I had botched a great many pieces of wood before I mastered the right angle with a saw, botched even more before I learned to miter a joint. The knowledge of these things resides in my hands and eyes and the webwork of muscles, not in the tools. There are machines for sale—powered miter boxes and radial arm saws, for instance—that will enable any casual soul to cut proper angles in boards. The skill is invested in the gadget instead of the person who uses it, and this is what distinguishes a machine from a tool.
Related post: Software exoskeletons
Keith Perhac mentioned in a podcast that a client told him he accomplished more in three days than the client had accomplished in six months. That sounds like hyperbole, but it’s actually plausible.
Sometimes a consultant can accomplish in a few days what employees will never accomplish, not because the consultant is necessarily smarter, but because the consultant can give a project a burst of undivided attention.
Some projects can only be done so slowly. If you send up a rocket at half of escape velocity, it’s not going to take twice as long to get where you want it to go. It’s going to take infinitely longer.
Related post: A sort of opposite of Parkinson’s law
From Some Remarks: Essays and Other Writing by Neal Stephenson:
Writing novels is hard, and requires vast, unbroken slabs of time. Four quiet hours is a resource I can put to good use. Two slabs of time, each two hours long, might add up to the same four hours, but are not nearly as productive as an unbroken four. … Likewise, several consecutive days with four-hour time-slabs in them give me a stretch of time in which I can write a decent book chapter, but the same number of hours spread out across a few weeks, with interruptions in between them, are nearly useless.
I haven’t written a novel, and probably never will, but Stephenson’s remarks describe my experience doing math and especially developing software.

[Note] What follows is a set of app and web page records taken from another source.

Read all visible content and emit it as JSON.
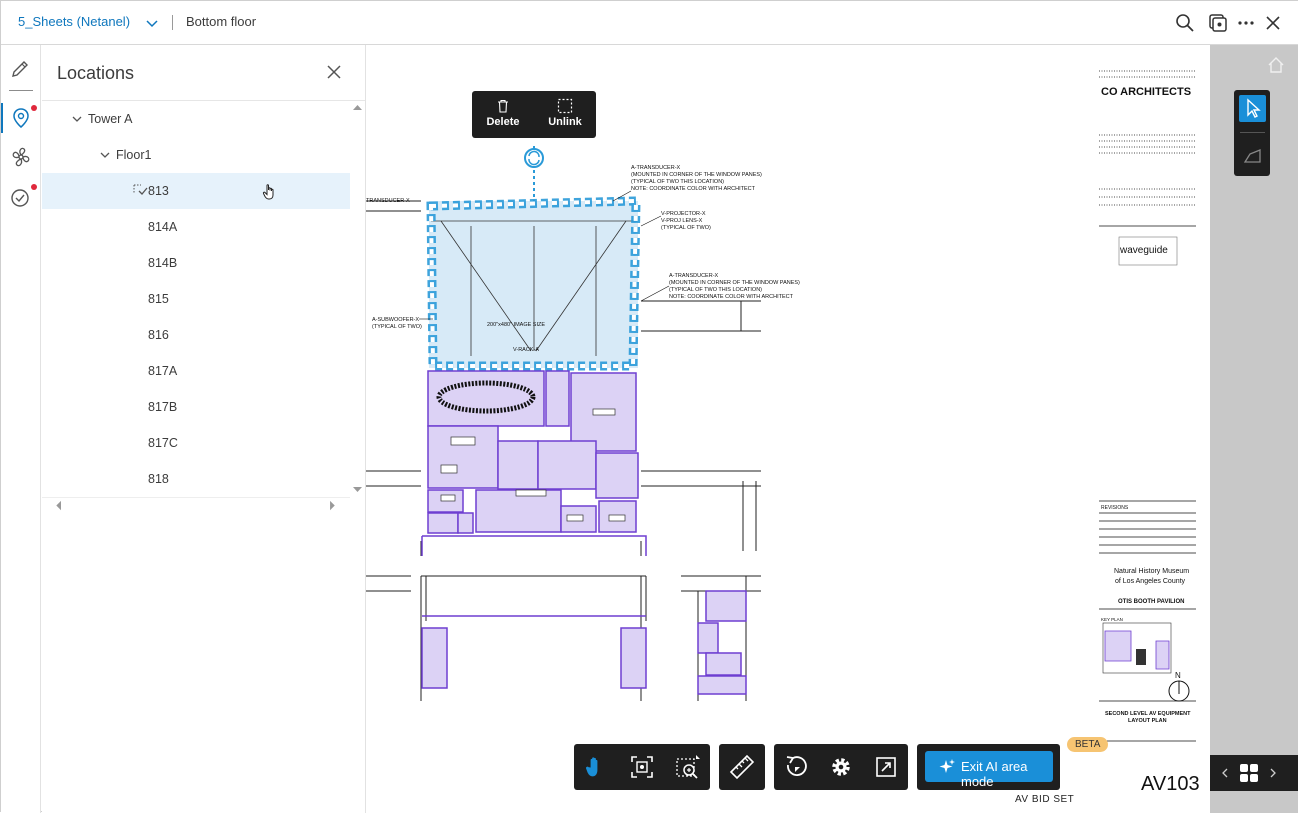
{
  "topbar": {
    "project_name": "5_Sheets",
    "project_owner": "(Netanel)",
    "sheet_name": "Bottom floor",
    "icons": [
      "search-icon",
      "compare-icon",
      "more-icon",
      "close-icon"
    ]
  },
  "rail": {
    "items": [
      "markup-pen-icon",
      "location-pin-icon",
      "fan-icon",
      "checklist-icon"
    ]
  },
  "locations_panel": {
    "title": "Locations",
    "tree": [
      {
        "label": "Tower A",
        "level": 0,
        "expanded": true
      },
      {
        "label": "Floor1",
        "level": 1,
        "expanded": true
      },
      {
        "label": "813",
        "level": 2,
        "selected": true
      },
      {
        "label": "814A",
        "level": 2
      },
      {
        "label": "814B",
        "level": 2
      },
      {
        "label": "815",
        "level": 2
      },
      {
        "label": "816",
        "level": 2
      },
      {
        "label": "817A",
        "level": 2
      },
      {
        "label": "817B",
        "level": 2
      },
      {
        "label": "817C",
        "level": 2
      },
      {
        "label": "818",
        "level": 2
      }
    ]
  },
  "context_toolbar": {
    "delete_label": "Delete",
    "unlink_label": "Unlink"
  },
  "drawing": {
    "callouts": [
      "A-TRANSDUCER-X",
      "(MOUNTED IN CORNER OF THE WINDOW PANES)",
      "(TYPICAL OF TWO THIS LOCATION)",
      "NOTE: COORDINATE COLOR WITH ARCHITECT",
      "V-PROJECTOR-X",
      "V-PROJ LENS-X",
      "(TYPICAL OF TWO)",
      "A-SUBWOOFER-X",
      "V-RACK-A",
      "200\"x480\" IMAGE SIZE",
      "TRANSDUCER-X"
    ],
    "title_block": {
      "firm": "CO ARCHITECTS",
      "consultant": "waveguide",
      "revisions": "REVISIONS",
      "project_line1": "Natural History Museum",
      "project_line2": "of Los Angeles County",
      "project_line3": "OTIS BOOTH PAVILION",
      "key_plan": "KEY PLAN",
      "north": "N",
      "sheet_title_1": "SECOND LEVEL AV EQUIPMENT",
      "sheet_title_2": "LAYOUT PLAN",
      "sheet_number": "AV103",
      "set_label": "AV BID SET"
    }
  },
  "bottom_toolbar": {
    "tools": [
      "pan-hand-icon",
      "fit-view-icon",
      "zoom-area-icon",
      "measure-icon",
      "rotate-icon",
      "settings-icon",
      "fullscreen-icon"
    ],
    "ai_button_label": "Exit AI area mode",
    "beta_badge": "BETA"
  },
  "colors": {
    "accent": "#0f77bd",
    "room_fill": "#dcd2f5",
    "room_stroke": "#6f3fd1",
    "area_fill": "#d7eaf7",
    "area_stroke": "#2a9ad8",
    "toolbar_bg": "#1f1f1f",
    "ai_button": "#1a8fd8",
    "beta_badge": "#f6c472"
  }
}
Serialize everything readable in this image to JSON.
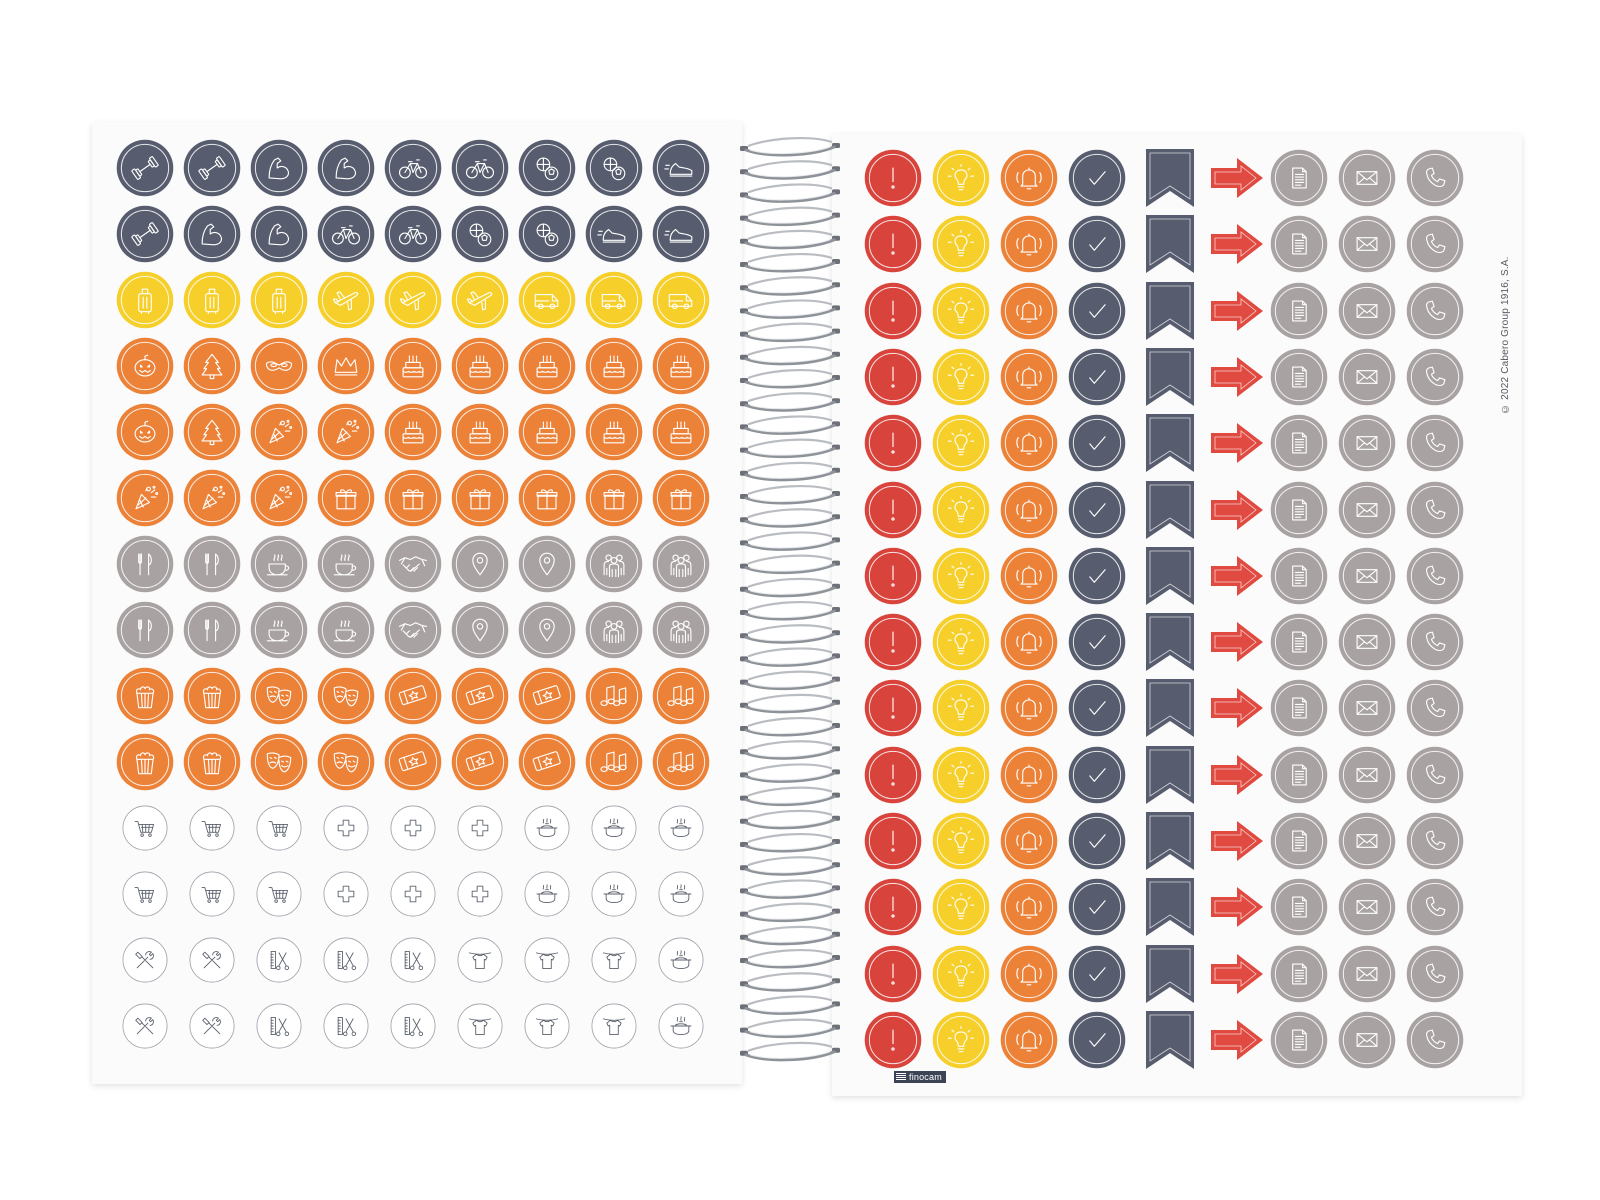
{
  "colors": {
    "slate": "#575d6e",
    "yellow": "#f6cf2b",
    "orange": "#ec8138",
    "gray": "#a9a2a2",
    "red": "#d8433c",
    "arrow_red": "#e04a40",
    "outline": "#8b9099",
    "page": "#fbfbfb",
    "wire": "#8e939a"
  },
  "left_sheet": {
    "rows": [
      {
        "color": "slate",
        "icons": [
          "dumbbell-icon",
          "dumbbell-icon",
          "flexed-arm-icon",
          "flexed-arm-icon",
          "bicycle-icon",
          "bicycle-icon",
          "sports-balls-icon",
          "sports-balls-icon",
          "sneaker-icon"
        ]
      },
      {
        "color": "slate",
        "icons": [
          "dumbbell-icon",
          "flexed-arm-icon",
          "flexed-arm-icon",
          "bicycle-icon",
          "bicycle-icon",
          "sports-balls-icon",
          "sports-balls-icon",
          "sneaker-icon",
          "sneaker-icon"
        ]
      },
      {
        "color": "yellow",
        "icons": [
          "suitcase-icon",
          "suitcase-icon",
          "suitcase-icon",
          "airplane-icon",
          "airplane-icon",
          "airplane-icon",
          "van-icon",
          "van-icon",
          "van-icon"
        ]
      },
      {
        "color": "orange",
        "icons": [
          "pumpkin-icon",
          "christmas-tree-icon",
          "carnival-mask-icon",
          "crown-icon",
          "birthday-cake-icon",
          "birthday-cake-icon",
          "birthday-cake-icon",
          "birthday-cake-icon",
          "birthday-cake-icon"
        ]
      },
      {
        "color": "orange",
        "icons": [
          "pumpkin-icon",
          "christmas-tree-icon",
          "party-popper-icon",
          "party-popper-icon",
          "birthday-cake-icon",
          "birthday-cake-icon",
          "birthday-cake-icon",
          "birthday-cake-icon",
          "birthday-cake-icon"
        ]
      },
      {
        "color": "orange",
        "icons": [
          "party-popper-icon",
          "party-popper-icon",
          "party-popper-icon",
          "gift-icon",
          "gift-icon",
          "gift-icon",
          "gift-icon",
          "gift-icon",
          "gift-icon"
        ]
      },
      {
        "color": "gray",
        "icons": [
          "cutlery-icon",
          "cutlery-icon",
          "coffee-cup-icon",
          "coffee-cup-icon",
          "handshake-icon",
          "map-pin-icon",
          "map-pin-icon",
          "group-icon",
          "group-icon"
        ]
      },
      {
        "color": "gray",
        "icons": [
          "cutlery-icon",
          "cutlery-icon",
          "coffee-cup-icon",
          "coffee-cup-icon",
          "handshake-icon",
          "map-pin-icon",
          "map-pin-icon",
          "group-icon",
          "group-icon"
        ]
      },
      {
        "color": "orange",
        "icons": [
          "popcorn-icon",
          "popcorn-icon",
          "theater-masks-icon",
          "theater-masks-icon",
          "tickets-icon",
          "tickets-icon",
          "tickets-icon",
          "music-notes-icon",
          "music-notes-icon"
        ]
      },
      {
        "color": "orange",
        "icons": [
          "popcorn-icon",
          "popcorn-icon",
          "theater-masks-icon",
          "theater-masks-icon",
          "tickets-icon",
          "tickets-icon",
          "tickets-icon",
          "music-notes-icon",
          "music-notes-icon"
        ]
      },
      {
        "color": "outline",
        "icons": [
          "shopping-cart-icon",
          "shopping-cart-icon",
          "shopping-cart-icon",
          "medical-cross-icon",
          "medical-cross-icon",
          "medical-cross-icon",
          "cooking-pot-icon",
          "cooking-pot-icon",
          "cooking-pot-icon"
        ]
      },
      {
        "color": "outline",
        "icons": [
          "shopping-cart-icon",
          "shopping-cart-icon",
          "shopping-cart-icon",
          "medical-cross-icon",
          "medical-cross-icon",
          "medical-cross-icon",
          "cooking-pot-icon",
          "cooking-pot-icon",
          "cooking-pot-icon"
        ]
      },
      {
        "color": "outline",
        "icons": [
          "tools-icon",
          "tools-icon",
          "comb-scissors-icon",
          "comb-scissors-icon",
          "comb-scissors-icon",
          "laundry-shirt-icon",
          "laundry-shirt-icon",
          "laundry-shirt-icon",
          "cooking-pot-icon"
        ]
      },
      {
        "color": "outline",
        "icons": [
          "tools-icon",
          "tools-icon",
          "comb-scissors-icon",
          "comb-scissors-icon",
          "comb-scissors-icon",
          "laundry-shirt-icon",
          "laundry-shirt-icon",
          "laundry-shirt-icon",
          "cooking-pot-icon"
        ]
      }
    ]
  },
  "right_sheet": {
    "row_count": 14,
    "columns": [
      {
        "icon": "exclamation-icon",
        "color": "red",
        "shape": "circle"
      },
      {
        "icon": "lightbulb-icon",
        "color": "yellow",
        "shape": "circle"
      },
      {
        "icon": "bell-icon",
        "color": "orange",
        "shape": "circle"
      },
      {
        "icon": "checkmark-icon",
        "color": "slate",
        "shape": "circle"
      },
      {
        "icon": "bookmark-icon",
        "color": "slate",
        "shape": "bookmark"
      },
      {
        "icon": "arrow-right-icon",
        "color": "arrow_red",
        "shape": "arrow"
      },
      {
        "icon": "document-icon",
        "color": "gray",
        "shape": "circle"
      },
      {
        "icon": "envelope-icon",
        "color": "gray",
        "shape": "circle"
      },
      {
        "icon": "phone-icon",
        "color": "gray",
        "shape": "circle"
      }
    ]
  },
  "brand": "finocam",
  "copyright": "© 2022 Cabero Group 1916, S.A."
}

I can do simple, routine work in short blocks of time, but I need larger blocks of time to work on complex projects or to be more creative.
Related post: Four hours of concentration